Niagara Falls Family Vacation
We used to live in Toronto, and my hubby is from Buffalo, so I know the area well. If you want to stay near Niagara Falls, I would consider the Canadian side; it’s much nicer with LOTS more to do within walking distance of several big hotels.
Where to Stay
Find family-friendly accommodations near Grand Island, NY from traditional hotels to private vacation rentals through Stay22.com:
Beaver Island State Park, Grand Island, NY
Beaver Island is just south of Niagara Falls and is a really pretty state park with LOTS to do. We spent a few hours there on Labor Day weekend a few years ago and I was shocked at how few people were there on a holiday weekend.
There’s a boardwalk along a sandy/rocky beach along the river leading down to plenty of beach with gorgeous views and clear and cool water perfect for kayaking. There’s a brick Victorian clubhouse building looking over the beach area (bathrooms here); probably from Upstate New York’s heyday from what I can tell.
Martin’s Fantasy Island, Grand Island, NY
Also on Grand Island is a super cheesy, but really fun amusement park is a great way to spend the day. The park is not a bad value for money and there’s lots to do, including a water park and a fun Wild West area with a shootout in the street at the top of the hour—if you have little boys, this is hoot! (Don’t worry, the “good guys” win.) There’s more than enough rides and shows to keep everyone busy for a full day at Martin’s Fantasy Island, from young toddlers to big kids that love the bigger coasters.
On the Canadian side, think Wisconsin Dells, but much bigger. It’s a huge tourist trap. But, that being said, it’s still really cool. The Falls themselves are staggeringly gorgeous from the Canadian side, and the Canadians do a great job with flowers and providing lots to see and look at. There are restaurants and hotels galore along the main drag there.

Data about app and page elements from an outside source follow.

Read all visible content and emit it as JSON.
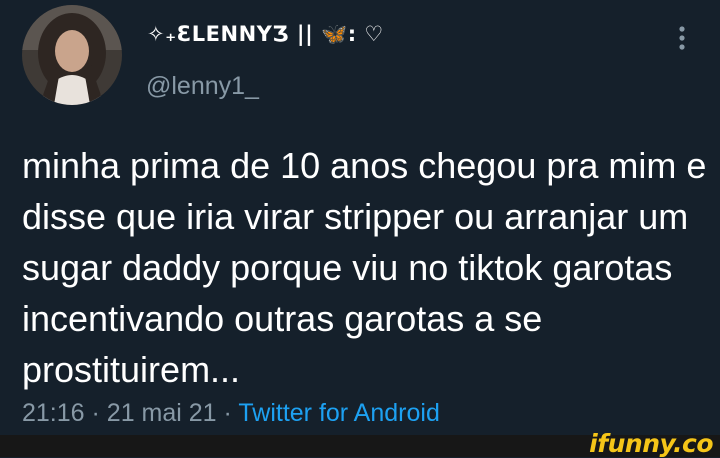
{
  "tweet": {
    "display_name": "✧₊ƐLENNYƷ || 🦋: ♡",
    "handle": "@lenny1_",
    "text": "minha prima de 10 anos chegou pra mim e disse que iria virar stripper ou arranjar um sugar daddy porque viu no tiktok garotas incentivando outras garotas a se prostituirem...",
    "time": "21:16",
    "separator": "·",
    "date": "21 mai 21",
    "source": "Twitter for Android"
  },
  "icons": {
    "avatar": "profile-photo",
    "more": "vertical-ellipsis-icon"
  },
  "watermark": {
    "text": "ifunny.co"
  },
  "colors": {
    "background": "#15202b",
    "text": "#ffffff",
    "secondary_text": "#8899a6",
    "link": "#1da1f2",
    "watermark": "#f5c518",
    "watermark_bar": "#171717"
  }
}
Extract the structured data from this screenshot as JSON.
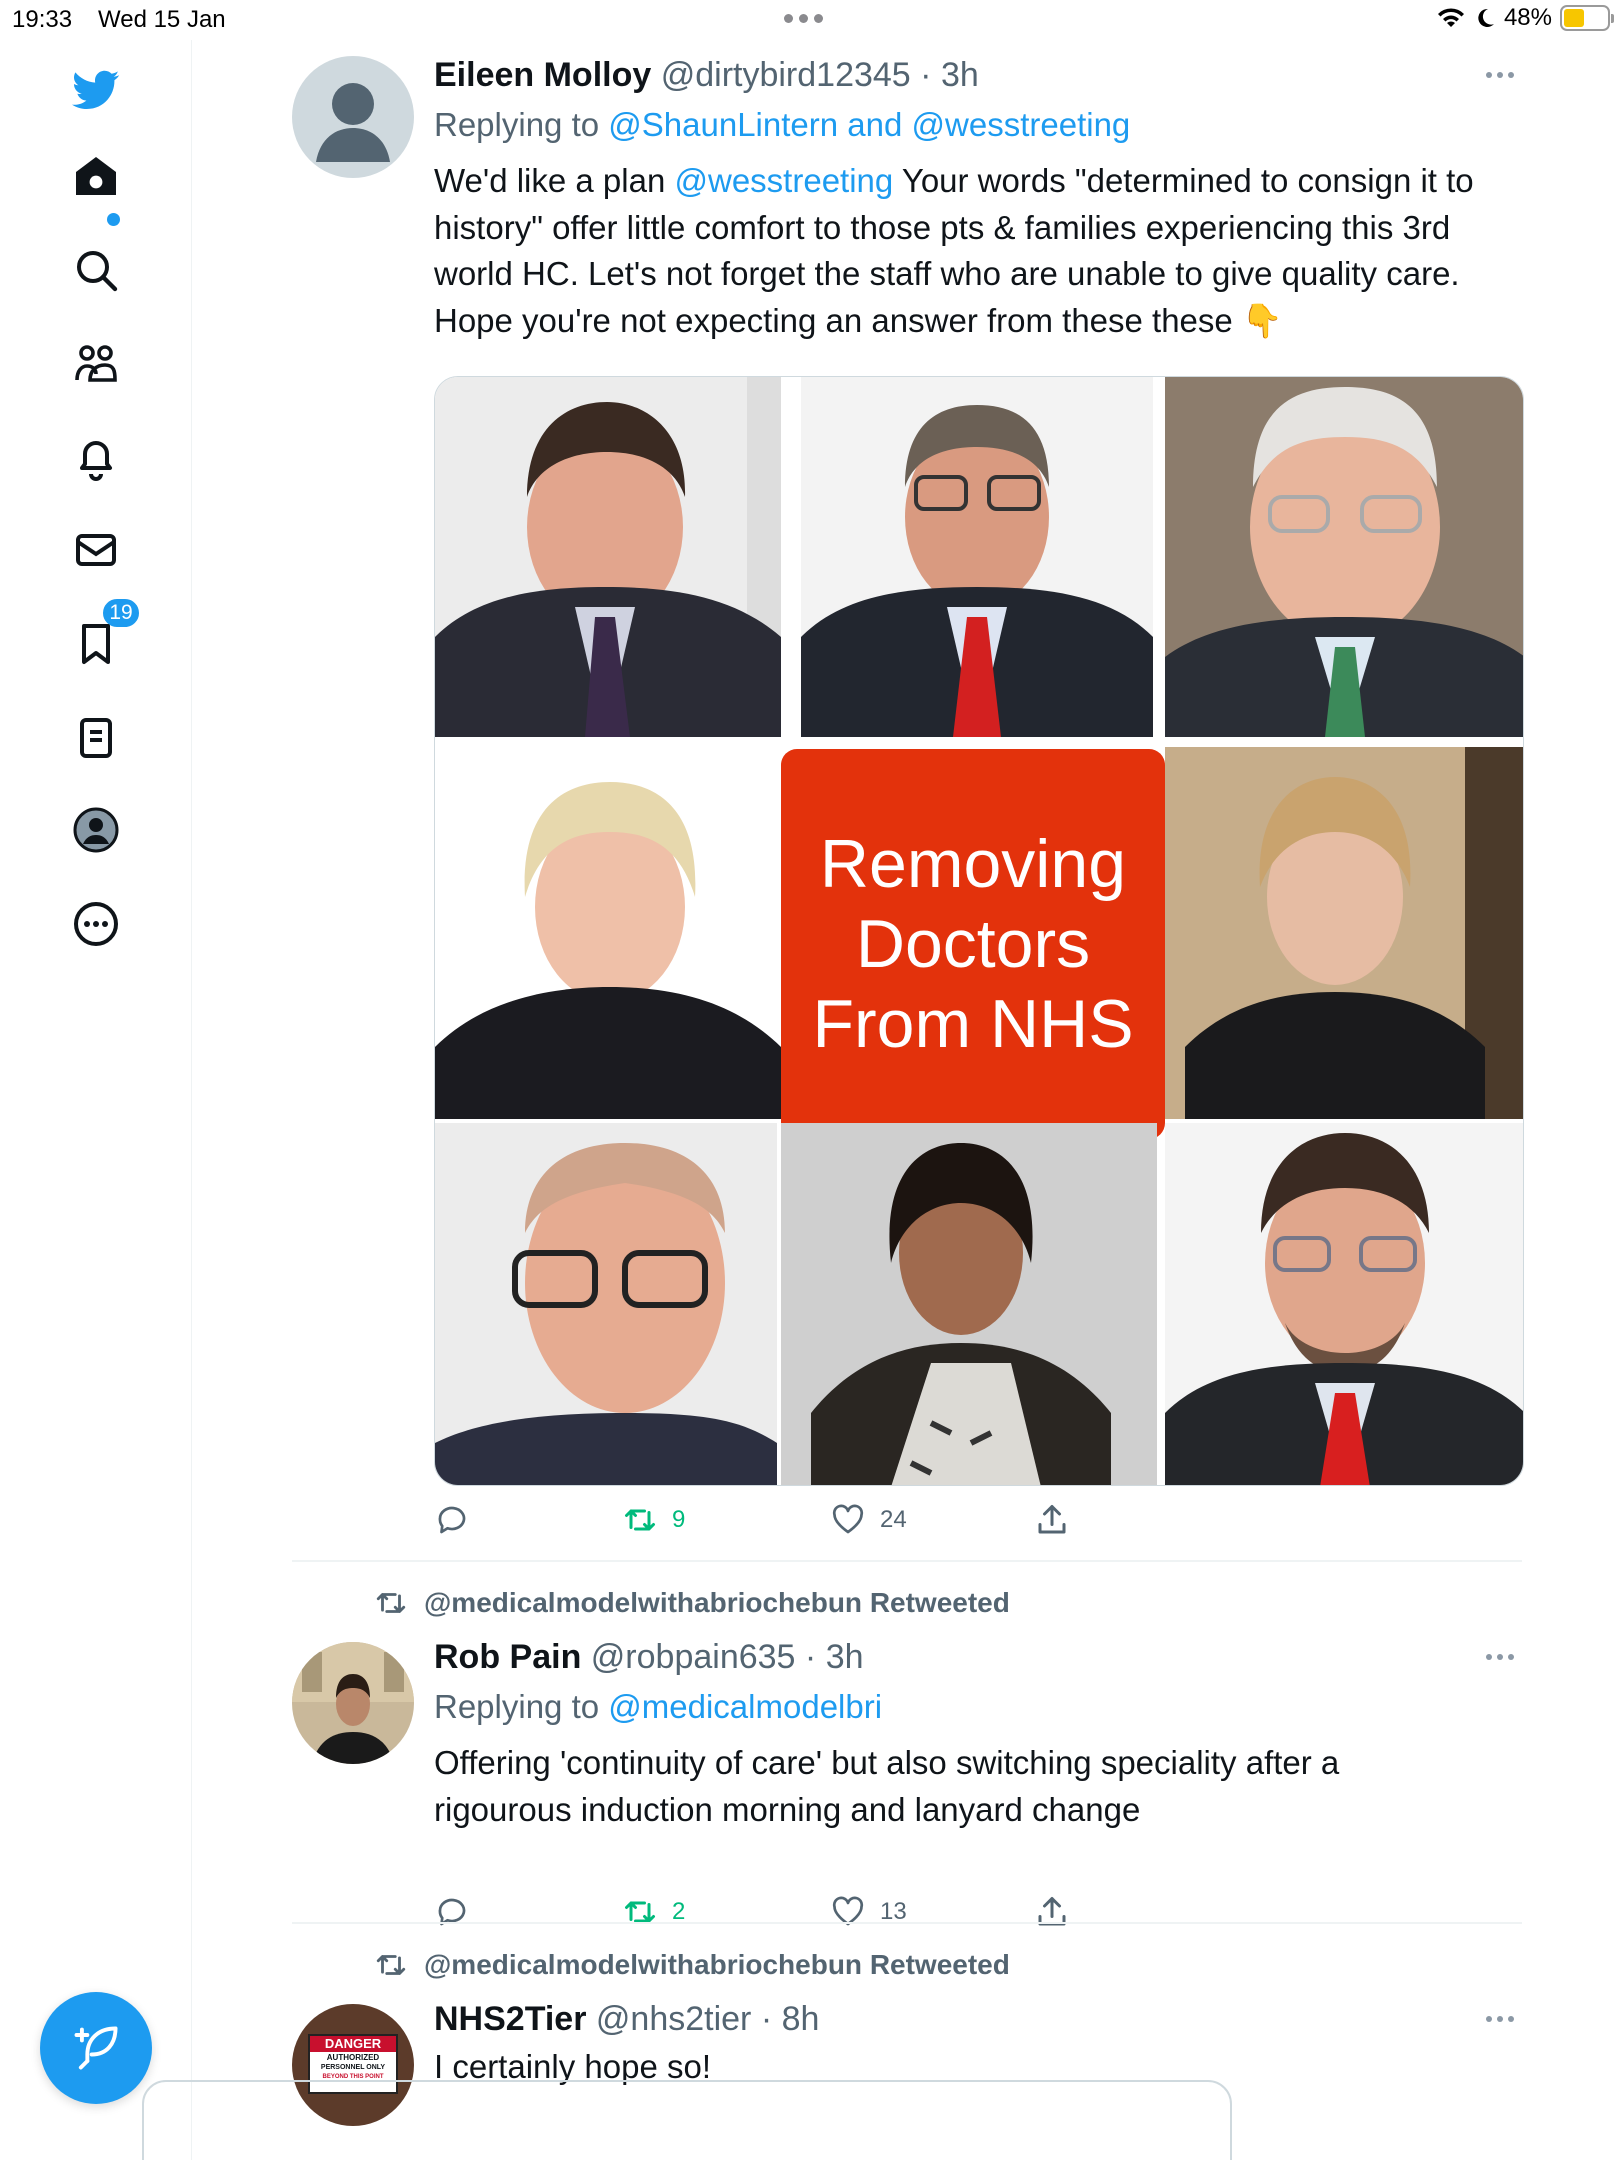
{
  "status_bar": {
    "time": "19:33",
    "date": "Wed 15 Jan",
    "battery_text": "48%",
    "battery_level": 0.48,
    "battery_color": "#f7c600"
  },
  "sidebar": {
    "items": [
      "twitter-logo",
      "home",
      "search",
      "communities",
      "notifications",
      "messages",
      "bookmarks",
      "lists",
      "profile",
      "more"
    ],
    "notification_badge": "19",
    "accent_color": "#1d9bf0"
  },
  "tweets": [
    {
      "name": "Eileen Molloy",
      "handle": "@dirtybird12345",
      "sep": "·",
      "time": "3h",
      "reply_prefix": "Replying to",
      "reply_to_1": "@ShaunLintern",
      "reply_and": "and",
      "reply_to_2": "@wesstreeting",
      "text": {
        "l1a": "We'd like a plan ",
        "l1m": "@wesstreeting",
        "l1b": " Your words \"determined to consign it to",
        "l2": "history\" offer little comfort to those pts & families experiencing this 3rd",
        "l3": "world HC. Let's not forget the staff who are unable to give quality care.",
        "l4": "Hope you're  not expecting an answer from these these 👇"
      },
      "media_caption": [
        "Removing",
        "Doctors",
        "From NHS"
      ],
      "retweets": "9",
      "likes": "24"
    },
    {
      "retweeted_by": "@medicalmodelwithabriochebun Retweeted",
      "name": "Rob Pain",
      "handle": "@robpain635",
      "sep": "·",
      "time": "3h",
      "reply_prefix": "Replying to",
      "reply_to_1": "@medicalmodelbri",
      "text": {
        "l1": "Offering 'continuity of care' but also switching speciality after a",
        "l2": "rigourous induction morning and lanyard change"
      },
      "retweets": "2",
      "likes": "13"
    },
    {
      "retweeted_by": "@medicalmodelwithabriochebun Retweeted",
      "name": "NHS2Tier",
      "handle": "@nhs2tier",
      "sep": "·",
      "time": "8h",
      "text": {
        "l1": "I certainly hope so!"
      },
      "sign": {
        "title": "DANGER",
        "l1": "AUTHORIZED",
        "l2": "PERSONNEL ONLY",
        "l3": "BEYOND THIS POINT"
      }
    }
  ]
}
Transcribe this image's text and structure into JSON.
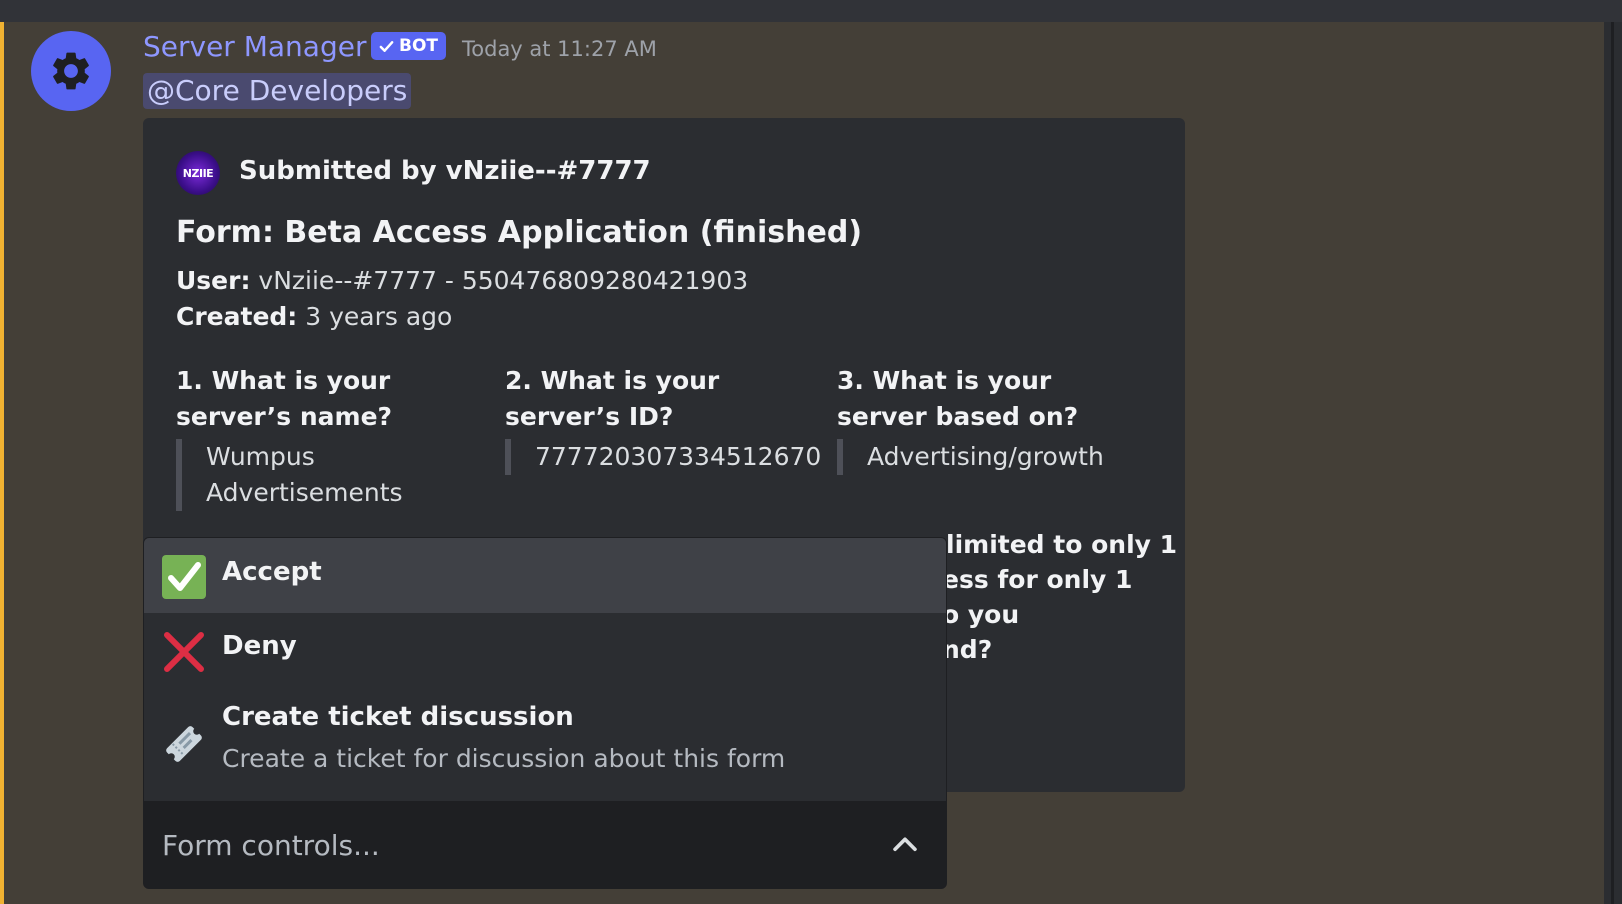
{
  "message": {
    "author": "Server Manager",
    "bot_badge": "BOT",
    "timestamp": "Today at 11:27 AM",
    "mention": "@Core Developers"
  },
  "embed": {
    "author": "Submitted by vNziie--#7777",
    "author_icon_text": "NZIIE",
    "title": "Form: Beta Access Application (finished)",
    "user_label": "User:",
    "user_value": "vNziie--#7777 - 550476809280421903",
    "created_label": "Created:",
    "created_value": "3 years ago",
    "fields": [
      {
        "name": "1. What is your server’s name?",
        "value": "Wumpus Advertisements"
      },
      {
        "name": "2. What is your server’s ID?",
        "value": "777720307334512670"
      },
      {
        "name": "3. What is your server based on?",
        "value": "Advertising/growth"
      }
    ],
    "partial_field_lines": [
      "limited to only 1",
      "ess for only 1",
      "o you",
      "nd?"
    ]
  },
  "menu": {
    "options": [
      {
        "label": "Accept",
        "icon": "check-mark-icon",
        "selected": true
      },
      {
        "label": "Deny",
        "icon": "cross-mark-icon"
      },
      {
        "label": "Create ticket discussion",
        "description": "Create a ticket for discussion about this form",
        "icon": "ticket-icon"
      }
    ],
    "placeholder": "Form controls..."
  },
  "colors": {
    "background": "#443f37",
    "accent_bar": "#f0b232",
    "author_name": "#8e97ff",
    "bot_badge": "#5865f2",
    "embed": "#2b2d31",
    "accept": "#77b255",
    "deny": "#dd2e44"
  }
}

The Skylon is fun, but pricey. There’s the Maid of the Mist, a boat that can takes you right up to the Falls. Or you can ride the Journey Behind the Falls, which literally takes you right behind the water and gives you a great background of the geological history of the area. There’s also Bird Kingdom, a cool bird zoo perfect for your budding ornithologist. Clifton Hill is the main touristy Street and with it comes Ripley’ s Believe it or Not, Spiderman rides, and some sort of wax museum.
American Side: Goat Island
The Goat Island part of the American side of the falls is worth a look. It’s this little island where you can get really close to the Falls, although you won’t be able to see them as well.
Other ideas for family-friendly fun include a walk on Rainbow Bridge, where you can stand with a foot in each country. Cars and pedestrians are allowed on the bridge; you can park your car on one side and walk across the bridge into another country. Rainbow Bridge offers a beautiful view of the Falls and a small part of the International Boundary, the longest international border shared in the world between the same pair of countries: Canada and the USA.
Time permitting I would definitely drop by Niagara-on-the-Lake, an amazing little town about five miles north and right on Lake Ontario. The city itself is beautiful and is home to lovely shops and restaurants. Niagara-on-theLake is not a tourist trap at all, but still a great destination.
Where to Stay
When my husband ran the Niagara Falls Half Marathon we decided to stay in Canada at the Sheraton on Niagara Boulevard and sprang a few extra bucks for a Fallsview room. This was definitely worth the money. We could see Horseshoe Falls, the American Falls, and Bridal Veil Falls (all in the USA). Goat Island is the land mass between the two sets of falls. In the summertime, fireworks happen on Saturday nights and the Falls are also lit up every evening so you can see them all night long.
This post is compliments of Gemma Callahan. Gemma is a stay-at-home mom of three kids ages 11, 10, and 8. Current resident of Madison, Wisconsin, Gemma has called New Orleans, Chicago, Philadelphia, and Toronto home. She says, “I’ve come to appreciate that perspective isn’t just important, it’s EVERYTHING.”